** Opening Data listing block **
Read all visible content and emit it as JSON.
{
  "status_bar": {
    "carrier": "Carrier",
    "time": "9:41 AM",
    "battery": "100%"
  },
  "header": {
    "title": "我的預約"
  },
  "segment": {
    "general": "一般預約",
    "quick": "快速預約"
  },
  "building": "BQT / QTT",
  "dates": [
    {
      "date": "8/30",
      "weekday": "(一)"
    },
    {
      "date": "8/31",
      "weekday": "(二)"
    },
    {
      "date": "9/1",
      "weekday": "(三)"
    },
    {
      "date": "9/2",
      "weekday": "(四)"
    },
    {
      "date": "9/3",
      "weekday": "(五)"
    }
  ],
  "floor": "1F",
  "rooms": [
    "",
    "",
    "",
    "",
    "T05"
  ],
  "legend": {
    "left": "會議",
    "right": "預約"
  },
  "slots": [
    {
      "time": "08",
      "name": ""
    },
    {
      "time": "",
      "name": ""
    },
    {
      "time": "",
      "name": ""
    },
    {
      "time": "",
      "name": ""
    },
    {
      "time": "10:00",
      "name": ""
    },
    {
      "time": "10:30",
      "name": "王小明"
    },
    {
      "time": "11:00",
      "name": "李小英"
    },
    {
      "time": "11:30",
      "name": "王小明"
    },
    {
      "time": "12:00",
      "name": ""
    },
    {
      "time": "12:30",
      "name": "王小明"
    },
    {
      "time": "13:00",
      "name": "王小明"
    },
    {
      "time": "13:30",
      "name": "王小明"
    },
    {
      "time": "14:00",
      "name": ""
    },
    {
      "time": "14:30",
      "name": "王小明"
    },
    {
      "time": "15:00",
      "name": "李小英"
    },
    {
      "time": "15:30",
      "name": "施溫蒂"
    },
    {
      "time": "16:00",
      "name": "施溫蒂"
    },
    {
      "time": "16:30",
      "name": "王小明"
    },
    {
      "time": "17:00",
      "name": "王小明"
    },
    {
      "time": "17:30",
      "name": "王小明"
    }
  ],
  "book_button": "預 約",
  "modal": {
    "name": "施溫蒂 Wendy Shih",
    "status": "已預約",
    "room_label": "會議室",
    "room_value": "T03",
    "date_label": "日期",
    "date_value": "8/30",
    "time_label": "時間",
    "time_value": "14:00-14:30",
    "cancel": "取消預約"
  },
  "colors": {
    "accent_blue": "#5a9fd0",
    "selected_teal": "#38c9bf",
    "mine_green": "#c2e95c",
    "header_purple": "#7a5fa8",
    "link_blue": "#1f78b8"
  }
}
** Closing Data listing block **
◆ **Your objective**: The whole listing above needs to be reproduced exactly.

◆ **The completed task**:
Read all visible content and emit it as JSON.
{
  "status_bar": {
    "carrier": "Carrier",
    "time": "9:41 AM",
    "battery": "100%"
  },
  "header": {
    "title": "我的預約"
  },
  "segment": {
    "general": "一般預約",
    "quick": "快速預約"
  },
  "building": "BQT / QTT",
  "dates": [
    {
      "date": "8/30",
      "weekday": "(一)"
    },
    {
      "date": "8/31",
      "weekday": "(二)"
    },
    {
      "date": "9/1",
      "weekday": "(三)"
    },
    {
      "date": "9/2",
      "weekday": "(四)"
    },
    {
      "date": "9/3",
      "weekday": "(五)"
    }
  ],
  "floor": "1F",
  "rooms": [
    "",
    "",
    "",
    "",
    "T05"
  ],
  "legend": {
    "left": "會議",
    "right": "預約"
  },
  "slots": [
    {
      "time": "08",
      "name": ""
    },
    {
      "time": "",
      "name": ""
    },
    {
      "time": "",
      "name": ""
    },
    {
      "time": "",
      "name": ""
    },
    {
      "time": "10:00",
      "name": ""
    },
    {
      "time": "10:30",
      "name": "王小明"
    },
    {
      "time": "11:00",
      "name": "李小英"
    },
    {
      "time": "11:30",
      "name": "王小明"
    },
    {
      "time": "12:00",
      "name": ""
    },
    {
      "time": "12:30",
      "name": "王小明"
    },
    {
      "time": "13:00",
      "name": "王小明"
    },
    {
      "time": "13:30",
      "name": "王小明"
    },
    {
      "time": "14:00",
      "name": ""
    },
    {
      "time": "14:30",
      "name": "王小明"
    },
    {
      "time": "15:00",
      "name": "李小英"
    },
    {
      "time": "15:30",
      "name": "施溫蒂"
    },
    {
      "time": "16:00",
      "name": "施溫蒂"
    },
    {
      "time": "16:30",
      "name": "王小明"
    },
    {
      "time": "17:00",
      "name": "王小明"
    },
    {
      "time": "17:30",
      "name": "王小明"
    }
  ],
  "book_button": "預 約",
  "modal": {
    "name": "施溫蒂 Wendy Shih",
    "status": "已預約",
    "room_label": "會議室",
    "room_value": "T03",
    "date_label": "日期",
    "date_value": "8/30",
    "time_label": "時間",
    "time_value": "14:00-14:30",
    "cancel": "取消預約"
  },
  "colors": {
    "accent_blue": "#5a9fd0",
    "selected_teal": "#38c9bf",
    "mine_green": "#c2e95c",
    "header_purple": "#7a5fa8",
    "link_blue": "#1f78b8"
  }
}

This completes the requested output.